Zesto Audio Leto Ultra Preamplifier, Eros 300 Monoblocks, Andreos Deluxe Phono Stage, and Allasso Step-Up Transformer; Transrotor Apollon TMD Turntable; TriPlanar Tonearm; Benz Micro Cartridge; Opera Callas Diva Loudspeakers; HRS Racks; Cardas Cabling

The first thing I did at the Toronto Audiofest—after eating breakfast and attending some business meetings—was visit the Zesto Audio room, where I was hosted by Zesto Audio President and designer George Counnas. I was eager to hear the just-announced Leto Ultra vacuum tube preamplifier ($9995 US), which features—wait for it—tone controls.

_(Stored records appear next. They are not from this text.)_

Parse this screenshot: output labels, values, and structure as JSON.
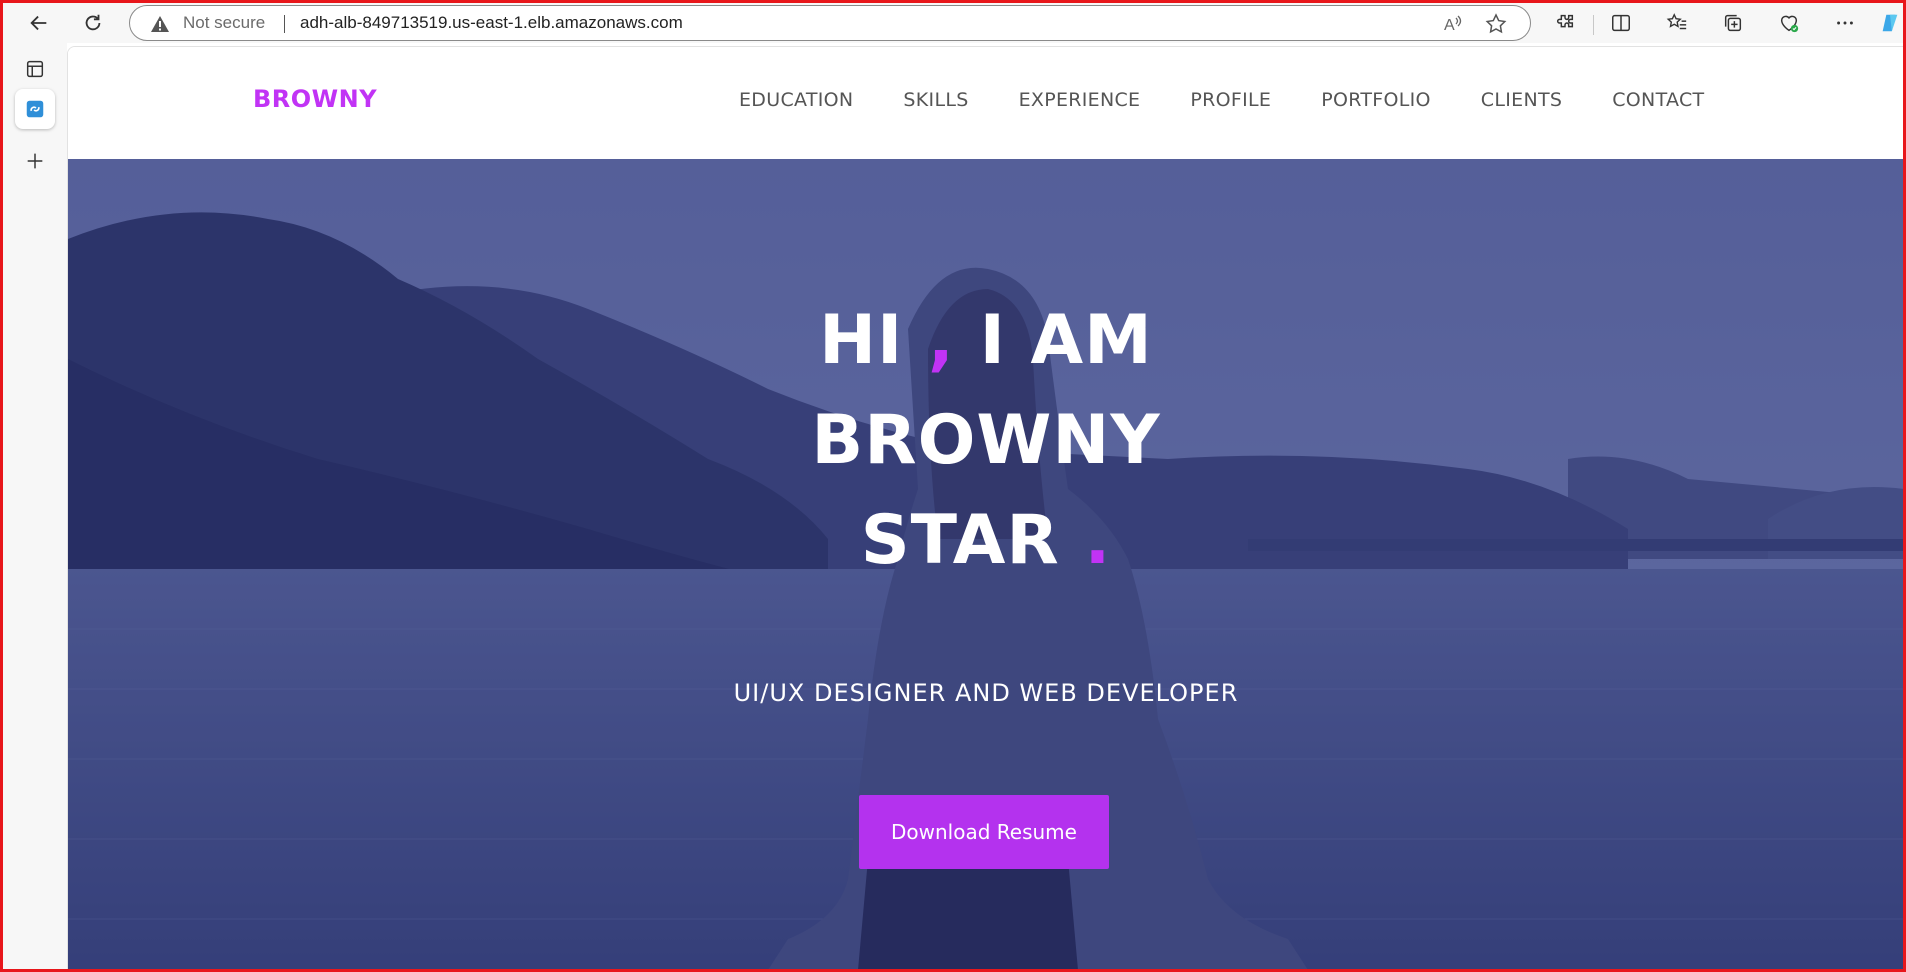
{
  "browser": {
    "security_label": "Not secure",
    "url": "adh-alb-849713519.us-east-1.elb.amazonaws.com"
  },
  "site": {
    "brand": "BROWNY",
    "nav": [
      "EDUCATION",
      "SKILLS",
      "EXPERIENCE",
      "PROFILE",
      "PORTFOLIO",
      "CLIENTS",
      "CONTACT"
    ],
    "hero": {
      "line1_a": "HI",
      "line1_comma": ",",
      "line1_b": "I AM",
      "line2": "BROWNY",
      "line3": "STAR",
      "line3_dot": ".",
      "subtitle": "UI/UX DESIGNER AND WEB DEVELOPER",
      "cta": "Download Resume"
    }
  },
  "colors": {
    "accent": "#c133f5",
    "button": "#b432ee",
    "frame": "#e8161b"
  }
}
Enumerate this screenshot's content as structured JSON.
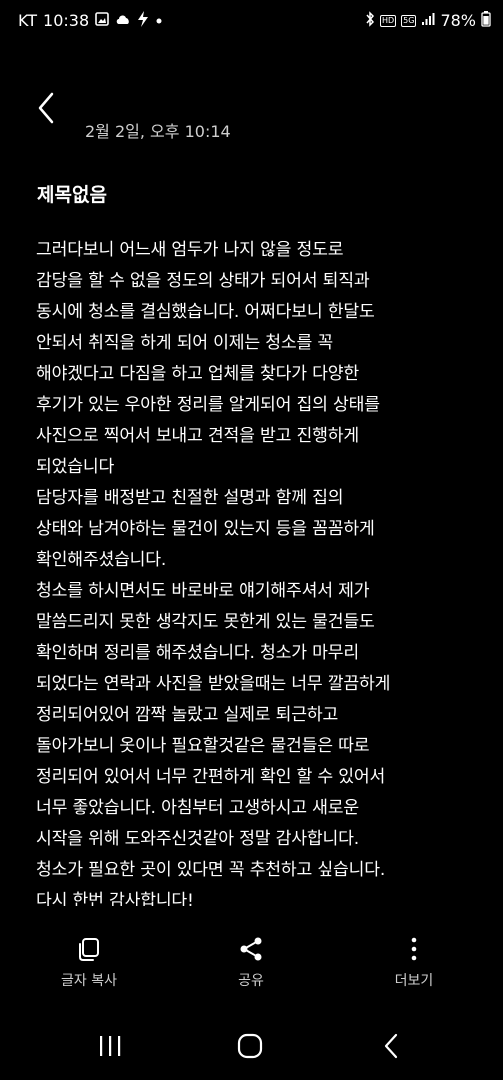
{
  "status_bar": {
    "carrier": "KT",
    "time": "10:38",
    "left_icons": [
      "gallery-icon",
      "cloud-icon",
      "bolt-icon",
      "dot-icon"
    ],
    "right_icons": [
      "bluetooth-icon",
      "hd-icon",
      "5g-icon",
      "signal-icon"
    ],
    "hd_label": "HD",
    "network_label": "5G",
    "battery": "78%"
  },
  "header": {
    "date": "2월 2일, 오후 10:14",
    "title": "제목없음"
  },
  "message": {
    "body": "그러다보니 어느새 엄두가 나지 않을 정도로\n그러다보니 어느새 엄두가 나지 않을 정도로\n감당을 할 수 없을 정도의 상태가 되어서 퇴직과\n동시에 청소를 결심했습니다. 어쩌다보니 한달도\n안되서 취직을 하게 되어 이제는 청소를 꼭\n해야겠다고 다짐을 하고 업체를 찾다가 다양한\n후기가 있는 우아한 정리를 알게되어 집의 상태를\n사진으로 찍어서 보내고 견적을 받고 진행하게\n되었습니다\n담당자를 배정받고 친절한 설명과 함께 집의\n상태와 남겨야하는 물건이 있는지 등을 꼼꼼하게\n확인해주셨습니다.\n청소를 하시면서도 바로바로 얘기해주셔서 제가\n말씀드리지 못한 생각지도 못한게 있는 물건들도\n확인하며 정리를 해주셨습니다. 청소가 마무리\n되었다는 연락과 사진을 받았을때는 너무 깔끔하게\n정리되어있어 깜짝 놀랐고 실제로 퇴근하고\n돌아가보니 옷이나 필요할것같은 물건들은 따로\n정리되어 있어서 너무 간편하게 확인 할 수 있어서\n너무 좋았습니다. 아침부터 고생하시고 새로운\n시작을 위해 도와주신것같아 정말 감사합니다.\n청소가 필요한 곳이 있다면 꼭 추천하고 싶습니다.\n다시 한번 감사합니다!"
  },
  "actions": [
    {
      "label": "글자 복사",
      "icon": "copy-icon"
    },
    {
      "label": "공유",
      "icon": "share-icon"
    },
    {
      "label": "더보기",
      "icon": "more-icon"
    }
  ],
  "nav": {
    "recent_icon": "recent-apps-icon",
    "home_icon": "home-icon",
    "back_icon": "back-icon"
  },
  "colors": {
    "background": "#000000",
    "text": "#ffffff",
    "secondary_text": "#cfcfcf"
  }
}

For a while, tone controls had a bad rep in the hi-fi world. We were supposed to prefer minimalist, purist designs—and there is something to be said for simple. But, let's face it: I miss tone controls. I think a lot of people do. They're useful. The prospect of a new high-end tube amp that features them has much appeal. Hence my visit.

But let's be clear: These are not your father's tone controls—or your son's, either. Zesto calls it a "presence" control. There is no "bass boost"—indeed, there's no boost at all, at any frequency. What you can do is attenuate the high frequencies gradually, to a variable extent, starting from lower and lower frequencies as you turn the six-position control further counterclockwise.

When the "presence" knob is all the way clockwise, this filter is completely out of the circuit. Turn it up one notch, though—you can do it with a remote control, and the second is remembered from input to input—and the –3dB point is (IIRC) at about 10kHz. At that setting, the effect of the presence control is quite subtle. Turn it up all the way, for a –3dB point around 1kHz, and the effect isn't subtle anymore.

Such a tool would be most usefully deployed on problematic—overly bright—recordings. However, an LP of Ray Brown's Soular Energy, playing on a Transrotor Apollon TMD turntable with a Tri-Planar MK VII U2 9.8 tonearm bearing a Benz Micro Gullwing SLR cartridge, its low-ish output voltage fed into a Zesto Allasso step-up transformer and a Zesto Andros Deluxe tubed phono stage, there was no problem—the sound was good. But if you know this album, you know that Brown occasionally hits a high note hard, to startling effect, and on those notes there's a little bit of distortion. Turning the Leto's "presence control" up a couple of clicks tamed those high notes while having very little effect on the sound otherwise. The effect was similar on Mark Knoffler's guitar solo at the beginning of the live version of Dire Straits' Communiqué, from the album Alchemy.

In certain moods I'd prefer to listen to recordings like these with the presence control out of the system. But—to echo something George Counnas said in our conversation—if I was just relaxing, maybe with a drink, a click or two on the presence control might be just the thing. And there are, of course, albums—and especially early CDs—that need something to have their high ends tamed.

It would be wrong of me to imply that the presence control is all there is to say about the Leto Ultra preamplifier. It is a totally new design, with a whole new circuit. The Leto uses 12DW7 tubes—aka ECC832—in which one half is AX-7 and the other half is AU-7. Headroom was increased at the input and the output, and a new grounding scheme was employed.

Also in the system: Opera Callas Vida loudspeakers in walnut ($11,500 CAD/pair); Zesto Eros 300 class-A monoblocks ($27,000 CAD/pair), HRX racks and isolation bases, and all-Cardas cabling.

RH's picture

This system surprised me. I hadn't heard those Opera speakers before but they sounded terrific on some jazz. Super clear and present drum kit, sparkling cymbals, and sax with great tone and clarity. Had a very "live" feel to the presentation.